“No damages for delay” clauses are frequently inserted into contracts between owners and contractors as well as those between contractors and subcontractors, either directly or through flow down and incorporation by reference clauses. A no damages for delay clause is generally enforceable in Florida, unless the party seeking to enforce it is guilty of fraud, bad faith or active interference with the work of the party impacted by the delay.
As part of basic suretyship law, the surety of the contractor steps into the shoes of the contractor and has all the defenses the contractor would have to a delay claim, including asserting the no damages for delay clause.

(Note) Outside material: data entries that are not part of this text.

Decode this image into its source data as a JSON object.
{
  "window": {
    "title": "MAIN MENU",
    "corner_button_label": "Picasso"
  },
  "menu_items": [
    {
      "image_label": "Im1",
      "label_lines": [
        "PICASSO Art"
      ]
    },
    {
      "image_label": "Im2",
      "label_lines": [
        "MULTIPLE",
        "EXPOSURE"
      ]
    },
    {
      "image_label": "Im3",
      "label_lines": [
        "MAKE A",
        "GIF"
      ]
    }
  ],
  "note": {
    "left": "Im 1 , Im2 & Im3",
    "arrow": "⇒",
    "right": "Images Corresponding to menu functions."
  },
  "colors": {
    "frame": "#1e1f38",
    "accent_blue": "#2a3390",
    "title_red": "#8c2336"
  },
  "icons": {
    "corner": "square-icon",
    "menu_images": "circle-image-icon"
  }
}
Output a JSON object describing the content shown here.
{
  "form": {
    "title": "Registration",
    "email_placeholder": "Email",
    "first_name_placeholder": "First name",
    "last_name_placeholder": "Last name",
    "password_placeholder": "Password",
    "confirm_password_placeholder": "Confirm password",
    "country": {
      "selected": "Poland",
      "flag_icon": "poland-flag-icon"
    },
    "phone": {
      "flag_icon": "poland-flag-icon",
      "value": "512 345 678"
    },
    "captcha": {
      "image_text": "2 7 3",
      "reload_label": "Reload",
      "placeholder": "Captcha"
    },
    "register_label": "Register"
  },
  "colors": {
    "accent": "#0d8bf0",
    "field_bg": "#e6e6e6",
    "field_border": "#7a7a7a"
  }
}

However, to be enforceable, the defense of a no damage for delay clause must comply with the Miller Act, and as one district court noted, the availability of a no damages for delay defense for a surety is a field of law that is rapidly evolving.
In United States for Use and Benefit of McCullough Plumbing, Inc. v. Halbert Construction Company, Inc., (Halbert) an issue arose as to whether a no damage for delay clause is void if it fails to comply with the rights and responsibilities created under the Miller Act.